Because this is a photorealistic building, the textures have to be chosen carefully so that they do not contain any artefacts due to compression. The artist has to closely follow the colour provided in the concept art or, as is the case here, the reference photos if the concept art is not collared. This particular building is part of a desert environment, so the tone of the textures has to match the desert climate.
When choosing the base textures, the most important things to follow are the material details, as the colours can always be modified later. Another good idea would be to choose textures that have a lot of colour variation, as this colour variation will add a lot of personality to the building.
Here's how the wall texture for the basic shape of the building was made (Fig.06). The top image is the original texture while the lower one is the result after tweaking the colours with Colour Adjustment and a bit of Unsharp Mask.
The next image shows how I added different colour tones and a layer of paint to the existing wall (Fig.07). The easiest way is to select the necessary details with Colour Range and add them to our PSD. I use this method a lot.
Next up I used a mask (top frame) to add some details from a texture (middle frame) to our map. The result can be seen in the lower frame (Fig.08). The blending mode for that layer will be Normal. This will ensure that the newly created layer will not modify the original texture's colour.
Most of the details can be added in this manner by using masks or Colour Range to isolate desirable details from one texture and add them to our own. The final colour can always be modified using Replace Colour if needed.
One very important thing to take into consideration is the texture resolution. The artist must always be careful when scaling the source textures to keep both the natural scale of the details while at the same time ensuring that particular details will not be sharper or blurrier than the rest of the texture.

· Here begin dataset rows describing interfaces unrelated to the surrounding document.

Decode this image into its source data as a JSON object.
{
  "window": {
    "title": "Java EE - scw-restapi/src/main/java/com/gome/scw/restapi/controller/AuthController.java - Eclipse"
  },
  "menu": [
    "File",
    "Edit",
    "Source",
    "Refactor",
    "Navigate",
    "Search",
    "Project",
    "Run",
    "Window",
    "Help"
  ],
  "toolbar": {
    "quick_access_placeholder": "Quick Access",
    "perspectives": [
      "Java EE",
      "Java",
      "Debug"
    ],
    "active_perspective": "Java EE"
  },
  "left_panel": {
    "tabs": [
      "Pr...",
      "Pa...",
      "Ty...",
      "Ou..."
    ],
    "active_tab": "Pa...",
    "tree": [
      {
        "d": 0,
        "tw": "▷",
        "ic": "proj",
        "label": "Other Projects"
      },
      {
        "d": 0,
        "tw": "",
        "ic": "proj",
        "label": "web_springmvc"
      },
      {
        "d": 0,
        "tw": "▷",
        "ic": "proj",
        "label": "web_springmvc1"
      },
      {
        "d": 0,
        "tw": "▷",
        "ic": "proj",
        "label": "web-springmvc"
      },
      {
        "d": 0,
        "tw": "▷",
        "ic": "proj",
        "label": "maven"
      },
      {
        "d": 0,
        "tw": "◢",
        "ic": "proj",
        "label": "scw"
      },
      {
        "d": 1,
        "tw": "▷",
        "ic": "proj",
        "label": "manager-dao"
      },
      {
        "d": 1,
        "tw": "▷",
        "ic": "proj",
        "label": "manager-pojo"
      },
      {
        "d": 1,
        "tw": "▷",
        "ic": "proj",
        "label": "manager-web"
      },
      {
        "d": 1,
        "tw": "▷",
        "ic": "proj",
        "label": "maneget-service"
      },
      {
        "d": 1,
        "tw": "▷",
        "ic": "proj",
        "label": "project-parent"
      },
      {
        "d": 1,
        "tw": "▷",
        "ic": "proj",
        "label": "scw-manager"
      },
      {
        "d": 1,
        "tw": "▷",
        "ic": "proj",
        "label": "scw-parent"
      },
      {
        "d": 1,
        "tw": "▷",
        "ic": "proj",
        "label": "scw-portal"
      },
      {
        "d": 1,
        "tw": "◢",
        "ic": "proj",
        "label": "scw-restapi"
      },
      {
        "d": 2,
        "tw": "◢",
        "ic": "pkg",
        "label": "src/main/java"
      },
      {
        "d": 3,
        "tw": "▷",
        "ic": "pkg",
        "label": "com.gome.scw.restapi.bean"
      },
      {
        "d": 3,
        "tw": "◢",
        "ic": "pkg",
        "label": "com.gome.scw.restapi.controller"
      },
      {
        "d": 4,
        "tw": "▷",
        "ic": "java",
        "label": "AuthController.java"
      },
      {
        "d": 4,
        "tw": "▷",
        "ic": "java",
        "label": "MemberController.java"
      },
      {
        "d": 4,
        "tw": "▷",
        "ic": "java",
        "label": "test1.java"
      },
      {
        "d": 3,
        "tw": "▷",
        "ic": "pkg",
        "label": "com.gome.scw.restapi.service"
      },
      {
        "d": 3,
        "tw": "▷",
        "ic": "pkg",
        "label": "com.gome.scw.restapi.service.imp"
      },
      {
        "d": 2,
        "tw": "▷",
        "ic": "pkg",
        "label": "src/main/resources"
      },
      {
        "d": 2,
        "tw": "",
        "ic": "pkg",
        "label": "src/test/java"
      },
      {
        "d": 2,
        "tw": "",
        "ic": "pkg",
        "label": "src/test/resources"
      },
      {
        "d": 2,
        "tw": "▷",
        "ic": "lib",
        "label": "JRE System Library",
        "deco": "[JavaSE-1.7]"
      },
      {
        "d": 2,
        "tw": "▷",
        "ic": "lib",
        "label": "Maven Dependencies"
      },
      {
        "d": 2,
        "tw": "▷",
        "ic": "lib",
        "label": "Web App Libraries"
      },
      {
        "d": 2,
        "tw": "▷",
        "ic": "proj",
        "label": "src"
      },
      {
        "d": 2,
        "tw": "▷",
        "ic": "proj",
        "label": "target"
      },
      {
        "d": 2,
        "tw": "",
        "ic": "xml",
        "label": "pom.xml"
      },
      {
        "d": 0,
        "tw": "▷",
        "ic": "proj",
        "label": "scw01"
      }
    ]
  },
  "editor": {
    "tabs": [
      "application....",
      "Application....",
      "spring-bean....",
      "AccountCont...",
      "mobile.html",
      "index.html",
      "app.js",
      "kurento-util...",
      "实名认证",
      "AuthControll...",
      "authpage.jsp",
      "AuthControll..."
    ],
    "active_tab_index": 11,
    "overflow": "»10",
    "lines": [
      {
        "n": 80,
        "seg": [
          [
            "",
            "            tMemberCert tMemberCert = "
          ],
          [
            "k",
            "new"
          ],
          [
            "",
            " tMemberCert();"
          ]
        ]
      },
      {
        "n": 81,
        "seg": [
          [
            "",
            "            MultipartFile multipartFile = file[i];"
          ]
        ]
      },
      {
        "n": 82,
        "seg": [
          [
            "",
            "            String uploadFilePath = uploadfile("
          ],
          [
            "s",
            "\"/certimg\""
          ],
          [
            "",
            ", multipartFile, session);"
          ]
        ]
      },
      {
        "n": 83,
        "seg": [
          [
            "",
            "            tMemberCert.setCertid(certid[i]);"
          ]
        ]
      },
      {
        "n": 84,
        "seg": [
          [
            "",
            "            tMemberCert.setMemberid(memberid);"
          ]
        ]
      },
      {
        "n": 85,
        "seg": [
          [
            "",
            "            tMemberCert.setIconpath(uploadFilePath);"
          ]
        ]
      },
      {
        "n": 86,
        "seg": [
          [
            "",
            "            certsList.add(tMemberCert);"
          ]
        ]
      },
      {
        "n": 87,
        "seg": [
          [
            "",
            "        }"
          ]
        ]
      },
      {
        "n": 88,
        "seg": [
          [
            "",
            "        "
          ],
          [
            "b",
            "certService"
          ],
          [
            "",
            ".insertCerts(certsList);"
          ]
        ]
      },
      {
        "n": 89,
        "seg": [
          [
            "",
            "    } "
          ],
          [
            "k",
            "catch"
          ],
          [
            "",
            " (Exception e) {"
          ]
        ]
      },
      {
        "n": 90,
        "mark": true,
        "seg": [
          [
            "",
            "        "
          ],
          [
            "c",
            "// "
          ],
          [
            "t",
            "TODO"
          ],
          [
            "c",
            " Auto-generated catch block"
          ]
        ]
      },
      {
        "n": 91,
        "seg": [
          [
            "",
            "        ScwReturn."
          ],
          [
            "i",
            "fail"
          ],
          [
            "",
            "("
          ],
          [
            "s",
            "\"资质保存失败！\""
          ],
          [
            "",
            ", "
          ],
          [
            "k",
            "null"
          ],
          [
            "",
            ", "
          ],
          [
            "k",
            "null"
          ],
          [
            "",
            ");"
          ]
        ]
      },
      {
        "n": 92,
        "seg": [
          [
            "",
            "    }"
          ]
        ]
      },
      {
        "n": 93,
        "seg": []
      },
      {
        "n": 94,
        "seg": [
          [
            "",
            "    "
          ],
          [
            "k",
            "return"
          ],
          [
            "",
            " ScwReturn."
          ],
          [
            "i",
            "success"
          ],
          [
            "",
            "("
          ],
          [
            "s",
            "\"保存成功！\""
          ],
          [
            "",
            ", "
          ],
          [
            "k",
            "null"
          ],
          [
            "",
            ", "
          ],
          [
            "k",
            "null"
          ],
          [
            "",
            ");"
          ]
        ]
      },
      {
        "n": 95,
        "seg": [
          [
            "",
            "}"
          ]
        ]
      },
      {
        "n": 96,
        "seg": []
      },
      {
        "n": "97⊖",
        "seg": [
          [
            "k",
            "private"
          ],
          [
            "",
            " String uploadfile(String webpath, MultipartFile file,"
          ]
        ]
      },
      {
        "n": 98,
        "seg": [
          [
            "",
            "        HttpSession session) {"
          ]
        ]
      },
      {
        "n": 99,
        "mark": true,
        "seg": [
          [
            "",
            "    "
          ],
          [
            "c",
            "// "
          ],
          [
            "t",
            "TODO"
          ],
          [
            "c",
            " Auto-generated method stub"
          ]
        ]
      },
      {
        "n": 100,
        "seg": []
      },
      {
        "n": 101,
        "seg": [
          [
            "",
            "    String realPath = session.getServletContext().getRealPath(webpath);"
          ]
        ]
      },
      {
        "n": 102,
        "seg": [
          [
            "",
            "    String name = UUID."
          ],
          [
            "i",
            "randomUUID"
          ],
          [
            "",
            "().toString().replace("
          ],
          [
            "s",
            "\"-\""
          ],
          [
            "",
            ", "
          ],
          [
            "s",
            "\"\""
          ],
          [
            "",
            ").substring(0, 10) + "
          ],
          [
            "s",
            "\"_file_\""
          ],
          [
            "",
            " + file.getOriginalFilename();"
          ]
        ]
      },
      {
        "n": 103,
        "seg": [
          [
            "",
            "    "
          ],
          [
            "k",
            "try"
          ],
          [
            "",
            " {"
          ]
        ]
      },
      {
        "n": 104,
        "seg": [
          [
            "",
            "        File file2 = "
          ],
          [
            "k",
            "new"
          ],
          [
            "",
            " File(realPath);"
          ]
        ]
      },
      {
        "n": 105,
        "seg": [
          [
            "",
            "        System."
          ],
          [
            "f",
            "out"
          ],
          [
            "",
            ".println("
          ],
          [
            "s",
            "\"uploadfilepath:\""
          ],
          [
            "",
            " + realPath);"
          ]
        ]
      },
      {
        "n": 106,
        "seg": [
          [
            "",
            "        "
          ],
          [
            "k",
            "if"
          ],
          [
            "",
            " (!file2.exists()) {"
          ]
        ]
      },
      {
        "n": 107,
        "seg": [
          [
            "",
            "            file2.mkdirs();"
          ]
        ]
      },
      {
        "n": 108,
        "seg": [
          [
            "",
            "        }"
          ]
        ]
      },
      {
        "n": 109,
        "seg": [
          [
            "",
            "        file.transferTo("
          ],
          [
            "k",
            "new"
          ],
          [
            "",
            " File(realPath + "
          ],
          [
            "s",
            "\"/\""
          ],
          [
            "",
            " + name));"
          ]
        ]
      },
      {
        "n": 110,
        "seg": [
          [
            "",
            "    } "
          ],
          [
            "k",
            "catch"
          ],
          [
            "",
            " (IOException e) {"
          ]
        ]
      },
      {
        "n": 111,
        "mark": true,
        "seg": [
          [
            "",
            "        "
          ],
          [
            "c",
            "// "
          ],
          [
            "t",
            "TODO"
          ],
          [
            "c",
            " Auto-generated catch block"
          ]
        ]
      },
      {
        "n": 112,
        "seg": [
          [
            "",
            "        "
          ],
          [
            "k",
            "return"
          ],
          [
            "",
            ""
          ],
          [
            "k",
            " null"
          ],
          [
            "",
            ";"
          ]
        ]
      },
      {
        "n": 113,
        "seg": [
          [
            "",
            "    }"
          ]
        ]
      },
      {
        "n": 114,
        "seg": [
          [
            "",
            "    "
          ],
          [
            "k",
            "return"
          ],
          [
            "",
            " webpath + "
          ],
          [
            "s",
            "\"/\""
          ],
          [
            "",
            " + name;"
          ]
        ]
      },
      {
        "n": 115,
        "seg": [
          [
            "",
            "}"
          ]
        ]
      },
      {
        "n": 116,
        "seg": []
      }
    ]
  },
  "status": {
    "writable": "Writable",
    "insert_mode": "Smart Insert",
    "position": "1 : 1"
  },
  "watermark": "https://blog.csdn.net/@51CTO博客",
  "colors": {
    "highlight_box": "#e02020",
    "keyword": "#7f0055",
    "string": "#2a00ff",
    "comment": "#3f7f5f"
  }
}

Another thing to consider is the management of the PSD files. This will help obtain the maximum texture quality but also decrease execution time when working on a tight schedule. All layers should be named and organised in groups to make sure all the details are easy to find in case they are needed. I try to keep the layers on Normal as much as possible to make sure I keep as much detail from the original texture while avoiding colour deviation and artefacts caused by using other blending modes like Hard Light or Overlay. If these blending modes are necessary, it is very important to keep the resulting texture as photorealistic as possible. Soft light seems to be a blending mode suitable for accentuating highlights, shadows, bevels, etc.
Here is one example that follows the above mentioned (Fig.09).
This next picture shows the final wall texture with a bit of saturation added to it (Fig.10).
The two Photoshop guidelines mark the lines that define how the texture is tiled. I needed to make the texture tileable on these lines as the wall is 5.5 metres tall, but I only had 4 metres' worth of texture to work with. The result is that I had to cut the geometry at 3 metres in height and tile the image at that height to increase the usable surface area. This technique is very useful when texturing a high building, but you also need to have dripping details at the top and dirt like details at and bottom of the texture. So basically, the middle part (between the guidelines) can be tiled to cover as much space on the geometry as needed, whilst keeping the top and bottom unique.
Here is the same texture applied to the geometry (Fig.11).